  • Tea towels in colorful stripes or simple patterns easily dress up basic dishes, like monochromatic seafood stews or mac and cheese.
  • Colorful ombre drinking glasses add an edge to any beverage. Extra props if you spear the drink garnish using a whimsical cocktail pick, topped with, say, pineapples or silver skulls.

4. Make it special

Limited time offers of unique menu items that give people something to talk about — and inspire trial from regulars and newcomers — have proven to be Instagram gold. Consider, for example, Starbucks’ new Tie-Dye Frappuccino, a fruity drink with red, blue and yellow tie-dye swirl topped with whipped cream, inspired by the coffee-chain’s oft-‘grammed Unicorn Frappuccino. Or chew on Popeyes' 24-karat gold battered boneless wings created last year in honor of the chicken chain’s 3,000th location.

With an understanding of the importance of making restaurant food Instagrammable and photogenic and a pocket full of tactics for transforming just about any food or drink into an appetizing post, go ahead and get started — you’re ready for the ‘gram!


Looking for more inspiration?

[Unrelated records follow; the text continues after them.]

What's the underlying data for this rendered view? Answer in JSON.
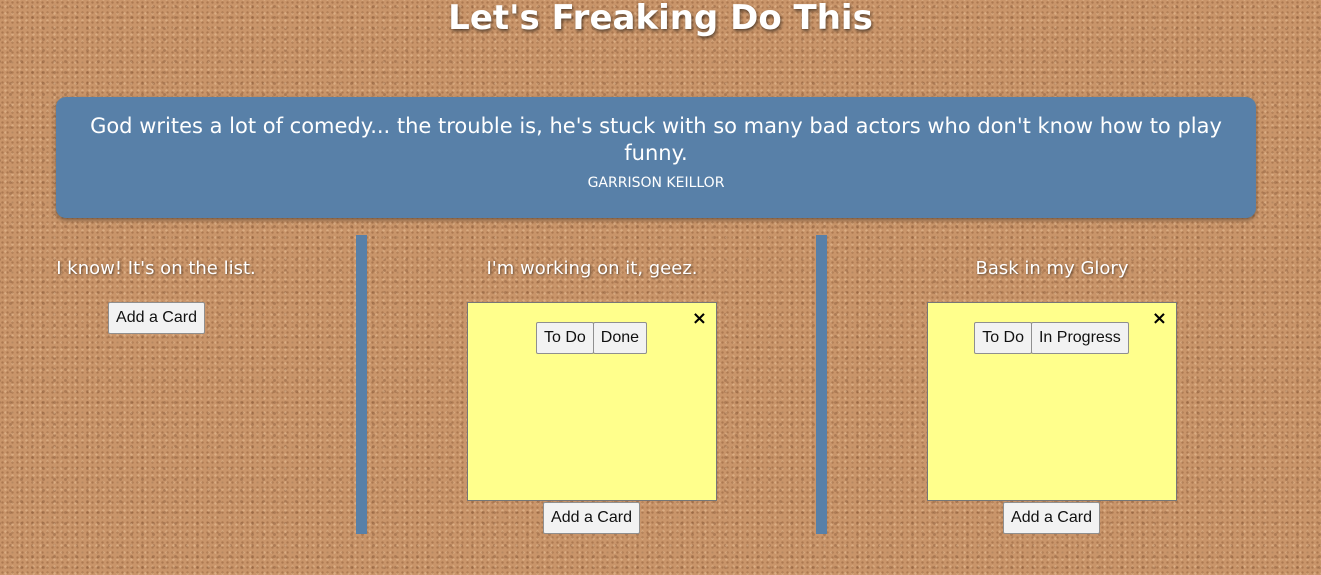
{
  "page": {
    "title": "Let's Freaking Do This"
  },
  "quote": {
    "text": "God writes a lot of comedy... the trouble is, he's stuck with so many bad actors who don't know how to play funny.",
    "author": "GARRISON KEILLOR"
  },
  "columns": [
    {
      "heading": "I know! It's on the list.",
      "add_label": "Add a Card",
      "cards": []
    },
    {
      "heading": "I'm working on it, geez.",
      "add_label": "Add a Card",
      "cards": [
        {
          "move_buttons": [
            "To Do",
            "Done"
          ],
          "close_icon": "×"
        }
      ]
    },
    {
      "heading": "Bask in my Glory",
      "add_label": "Add a Card",
      "cards": [
        {
          "move_buttons": [
            "To Do",
            "In Progress"
          ],
          "close_icon": "×"
        }
      ]
    }
  ],
  "colors": {
    "accent": "#5880a8",
    "note": "#ffff8c",
    "corkboard": "#c9956a"
  }
}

Vegging Out Trend Report CoverSee our infographic to see how these tips can be applied to your kitchen! Or download our Vegging-Out White Paper, to learn what consumers expect from meatless meals plus fresh ideas for adding vegetable-centric items to your menu.




Topics: Small Plates